Exercise aim: Go through the material and pull out every line with the string "this" in it.

BEGIN

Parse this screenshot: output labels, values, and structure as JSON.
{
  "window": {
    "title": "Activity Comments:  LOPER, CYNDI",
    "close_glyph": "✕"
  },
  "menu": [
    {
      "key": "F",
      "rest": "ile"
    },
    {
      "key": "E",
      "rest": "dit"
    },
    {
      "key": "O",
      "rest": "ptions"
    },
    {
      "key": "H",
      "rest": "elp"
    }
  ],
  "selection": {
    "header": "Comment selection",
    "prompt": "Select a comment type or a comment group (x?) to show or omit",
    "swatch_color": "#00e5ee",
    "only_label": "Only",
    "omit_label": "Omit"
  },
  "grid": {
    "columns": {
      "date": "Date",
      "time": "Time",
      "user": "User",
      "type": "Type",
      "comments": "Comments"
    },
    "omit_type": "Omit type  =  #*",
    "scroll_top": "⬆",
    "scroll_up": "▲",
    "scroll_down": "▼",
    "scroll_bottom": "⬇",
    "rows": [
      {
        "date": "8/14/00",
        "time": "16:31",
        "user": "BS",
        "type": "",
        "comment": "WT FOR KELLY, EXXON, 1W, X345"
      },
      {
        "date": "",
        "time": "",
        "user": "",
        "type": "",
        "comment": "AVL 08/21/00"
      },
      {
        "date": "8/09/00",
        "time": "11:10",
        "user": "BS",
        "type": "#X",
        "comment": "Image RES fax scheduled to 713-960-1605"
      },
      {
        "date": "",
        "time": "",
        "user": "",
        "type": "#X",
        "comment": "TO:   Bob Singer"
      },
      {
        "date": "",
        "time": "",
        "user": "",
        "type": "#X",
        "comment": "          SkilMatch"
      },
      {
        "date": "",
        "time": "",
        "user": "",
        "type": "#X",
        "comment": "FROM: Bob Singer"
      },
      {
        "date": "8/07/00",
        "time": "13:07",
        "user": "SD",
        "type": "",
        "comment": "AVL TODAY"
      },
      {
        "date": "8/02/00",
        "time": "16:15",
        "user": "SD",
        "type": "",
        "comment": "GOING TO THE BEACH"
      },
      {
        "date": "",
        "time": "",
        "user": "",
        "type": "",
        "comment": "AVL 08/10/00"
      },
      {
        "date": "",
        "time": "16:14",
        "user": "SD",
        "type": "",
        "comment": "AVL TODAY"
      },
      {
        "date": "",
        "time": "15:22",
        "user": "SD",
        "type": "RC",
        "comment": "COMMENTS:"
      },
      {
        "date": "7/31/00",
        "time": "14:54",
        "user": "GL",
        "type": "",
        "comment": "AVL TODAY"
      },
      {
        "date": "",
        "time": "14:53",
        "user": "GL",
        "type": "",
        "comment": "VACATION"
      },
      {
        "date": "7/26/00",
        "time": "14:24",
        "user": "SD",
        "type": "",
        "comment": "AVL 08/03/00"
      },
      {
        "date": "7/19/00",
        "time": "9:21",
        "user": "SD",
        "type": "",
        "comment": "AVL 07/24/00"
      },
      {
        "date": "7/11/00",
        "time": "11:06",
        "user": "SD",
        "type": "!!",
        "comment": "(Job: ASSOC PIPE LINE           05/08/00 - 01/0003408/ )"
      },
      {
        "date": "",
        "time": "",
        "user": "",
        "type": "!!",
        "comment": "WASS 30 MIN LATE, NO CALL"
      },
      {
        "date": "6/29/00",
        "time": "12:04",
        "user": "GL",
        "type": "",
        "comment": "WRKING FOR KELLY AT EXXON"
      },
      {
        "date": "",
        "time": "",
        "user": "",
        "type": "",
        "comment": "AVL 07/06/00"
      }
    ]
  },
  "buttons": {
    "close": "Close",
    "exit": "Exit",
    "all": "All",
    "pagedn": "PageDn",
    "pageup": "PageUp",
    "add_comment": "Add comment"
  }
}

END
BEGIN

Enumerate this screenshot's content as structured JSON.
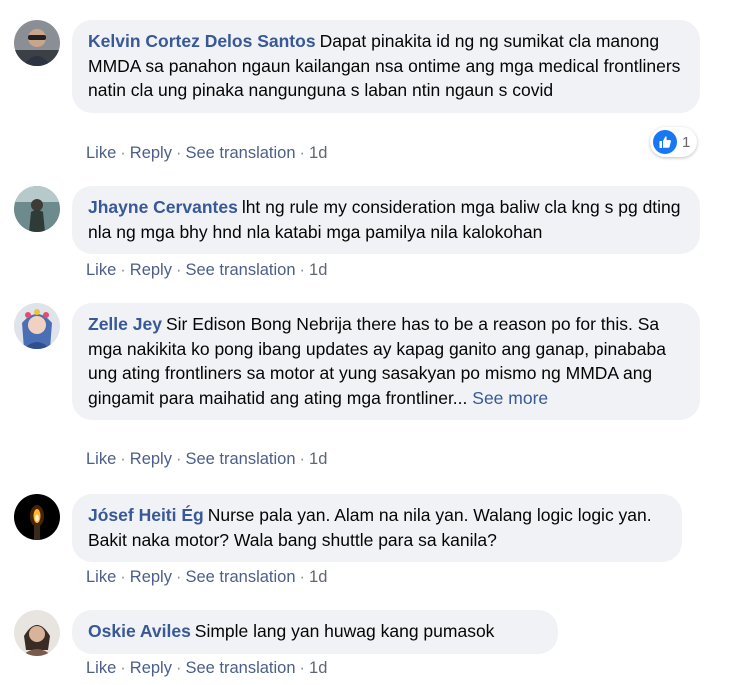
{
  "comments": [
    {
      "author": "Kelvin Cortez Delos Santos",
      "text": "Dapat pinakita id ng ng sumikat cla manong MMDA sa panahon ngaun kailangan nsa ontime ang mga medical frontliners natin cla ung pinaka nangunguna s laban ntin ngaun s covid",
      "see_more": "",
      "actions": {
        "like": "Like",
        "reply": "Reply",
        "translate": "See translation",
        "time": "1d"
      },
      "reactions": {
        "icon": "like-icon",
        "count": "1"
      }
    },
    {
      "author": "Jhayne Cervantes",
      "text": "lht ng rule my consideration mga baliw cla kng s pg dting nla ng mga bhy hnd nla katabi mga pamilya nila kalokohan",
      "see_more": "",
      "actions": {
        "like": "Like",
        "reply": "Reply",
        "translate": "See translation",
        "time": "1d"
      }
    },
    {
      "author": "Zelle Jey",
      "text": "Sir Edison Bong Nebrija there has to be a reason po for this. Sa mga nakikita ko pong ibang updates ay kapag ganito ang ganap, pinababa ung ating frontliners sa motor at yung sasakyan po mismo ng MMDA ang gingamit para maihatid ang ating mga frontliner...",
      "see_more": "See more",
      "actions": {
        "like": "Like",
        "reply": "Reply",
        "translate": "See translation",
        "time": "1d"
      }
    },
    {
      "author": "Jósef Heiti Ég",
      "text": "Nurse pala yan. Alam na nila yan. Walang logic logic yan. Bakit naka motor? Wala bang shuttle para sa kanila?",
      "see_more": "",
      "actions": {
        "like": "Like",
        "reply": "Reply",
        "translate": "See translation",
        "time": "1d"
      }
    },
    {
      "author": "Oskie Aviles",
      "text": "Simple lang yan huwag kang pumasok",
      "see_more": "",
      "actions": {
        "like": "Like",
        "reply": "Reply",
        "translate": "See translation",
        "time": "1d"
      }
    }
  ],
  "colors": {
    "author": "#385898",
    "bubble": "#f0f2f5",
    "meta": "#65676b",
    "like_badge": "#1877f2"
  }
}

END

Response to the exercise:
Parse this screenshot: output labels, values, and structure as JSON.
Enumerate this screenshot's content as structured JSON.
      "text": "Sir Edison Bong Nebrija there has to be a reason po for this. Sa mga nakikita ko pong ibang updates ay kapag ganito ang ganap, pinababa ung ating frontliners sa motor at yung sasakyan po mismo ng MMDA ang gingamit para maihatid ang ating mga frontliner...",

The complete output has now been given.